- Your task
Give back every entry, copied exactly.

- Source information
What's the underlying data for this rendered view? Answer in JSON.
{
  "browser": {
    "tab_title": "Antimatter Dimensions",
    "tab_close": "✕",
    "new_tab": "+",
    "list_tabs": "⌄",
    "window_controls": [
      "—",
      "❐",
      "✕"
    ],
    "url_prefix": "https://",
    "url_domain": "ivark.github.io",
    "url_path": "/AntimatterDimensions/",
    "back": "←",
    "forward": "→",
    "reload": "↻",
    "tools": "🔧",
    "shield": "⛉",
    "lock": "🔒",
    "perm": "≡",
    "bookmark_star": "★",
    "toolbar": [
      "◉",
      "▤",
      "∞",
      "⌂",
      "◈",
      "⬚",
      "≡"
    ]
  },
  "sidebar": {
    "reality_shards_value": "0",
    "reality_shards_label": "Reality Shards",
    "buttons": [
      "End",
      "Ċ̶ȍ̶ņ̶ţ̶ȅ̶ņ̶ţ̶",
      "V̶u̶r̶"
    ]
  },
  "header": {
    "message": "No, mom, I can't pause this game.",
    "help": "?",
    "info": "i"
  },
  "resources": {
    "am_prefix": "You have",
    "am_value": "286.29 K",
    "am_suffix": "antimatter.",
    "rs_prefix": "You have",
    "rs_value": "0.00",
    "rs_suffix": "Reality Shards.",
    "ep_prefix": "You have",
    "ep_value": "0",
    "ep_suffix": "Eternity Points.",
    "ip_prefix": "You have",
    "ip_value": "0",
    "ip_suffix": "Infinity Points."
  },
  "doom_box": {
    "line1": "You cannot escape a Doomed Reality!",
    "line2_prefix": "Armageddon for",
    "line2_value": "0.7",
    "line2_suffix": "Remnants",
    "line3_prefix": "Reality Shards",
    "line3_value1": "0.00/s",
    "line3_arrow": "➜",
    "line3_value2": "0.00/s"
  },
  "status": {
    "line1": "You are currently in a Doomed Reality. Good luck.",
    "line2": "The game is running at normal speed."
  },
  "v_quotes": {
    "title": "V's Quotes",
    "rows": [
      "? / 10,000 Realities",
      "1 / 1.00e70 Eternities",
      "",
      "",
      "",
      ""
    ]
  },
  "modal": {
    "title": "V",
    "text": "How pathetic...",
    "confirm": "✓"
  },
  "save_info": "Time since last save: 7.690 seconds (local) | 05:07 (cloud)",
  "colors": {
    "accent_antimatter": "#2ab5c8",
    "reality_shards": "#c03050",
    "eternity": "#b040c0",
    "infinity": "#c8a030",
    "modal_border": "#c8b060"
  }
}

- Output for this task
What's the underlying data for this rendered view? Answer in JSON.
{
  "browser": {
    "tab_title": "Antimatter Dimensions",
    "tab_close": "✕",
    "new_tab": "+",
    "list_tabs": "⌄",
    "window_controls": [
      "—",
      "❐",
      "✕"
    ],
    "url_prefix": "https://",
    "url_domain": "ivark.github.io",
    "url_path": "/AntimatterDimensions/",
    "back": "←",
    "forward": "→",
    "reload": "↻",
    "tools": "🔧",
    "shield": "⛉",
    "lock": "🔒",
    "perm": "≡",
    "bookmark_star": "★",
    "toolbar": [
      "◉",
      "▤",
      "∞",
      "⌂",
      "◈",
      "⬚",
      "≡"
    ]
  },
  "sidebar": {
    "reality_shards_value": "0",
    "reality_shards_label": "Reality Shards",
    "buttons": [
      "End",
      "Ċ̶ȍ̶ņ̶ţ̶ȅ̶ņ̶ţ̶",
      "V̶u̶r̶"
    ]
  },
  "header": {
    "message": "No, mom, I can't pause this game.",
    "help": "?",
    "info": "i"
  },
  "resources": {
    "am_prefix": "You have",
    "am_value": "286.29 K",
    "am_suffix": "antimatter.",
    "rs_prefix": "You have",
    "rs_value": "0.00",
    "rs_suffix": "Reality Shards.",
    "ep_prefix": "You have",
    "ep_value": "0",
    "ep_suffix": "Eternity Points.",
    "ip_prefix": "You have",
    "ip_value": "0",
    "ip_suffix": "Infinity Points."
  },
  "doom_box": {
    "line1": "You cannot escape a Doomed Reality!",
    "line2_prefix": "Armageddon for",
    "line2_value": "0.7",
    "line2_suffix": "Remnants",
    "line3_prefix": "Reality Shards",
    "line3_value1": "0.00/s",
    "line3_arrow": "➜",
    "line3_value2": "0.00/s"
  },
  "status": {
    "line1": "You are currently in a Doomed Reality. Good luck.",
    "line2": "The game is running at normal speed."
  },
  "v_quotes": {
    "title": "V's Quotes",
    "rows": [
      "? / 10,000 Realities",
      "1 / 1.00e70 Eternities",
      "",
      "",
      "",
      ""
    ]
  },
  "modal": {
    "title": "V",
    "text": "How pathetic...",
    "confirm": "✓"
  },
  "save_info": "Time since last save: 7.690 seconds (local) | 05:07 (cloud)",
  "colors": {
    "accent_antimatter": "#2ab5c8",
    "reality_shards": "#c03050",
    "eternity": "#b040c0",
    "infinity": "#c8a030",
    "modal_border": "#c8b060"
  }
}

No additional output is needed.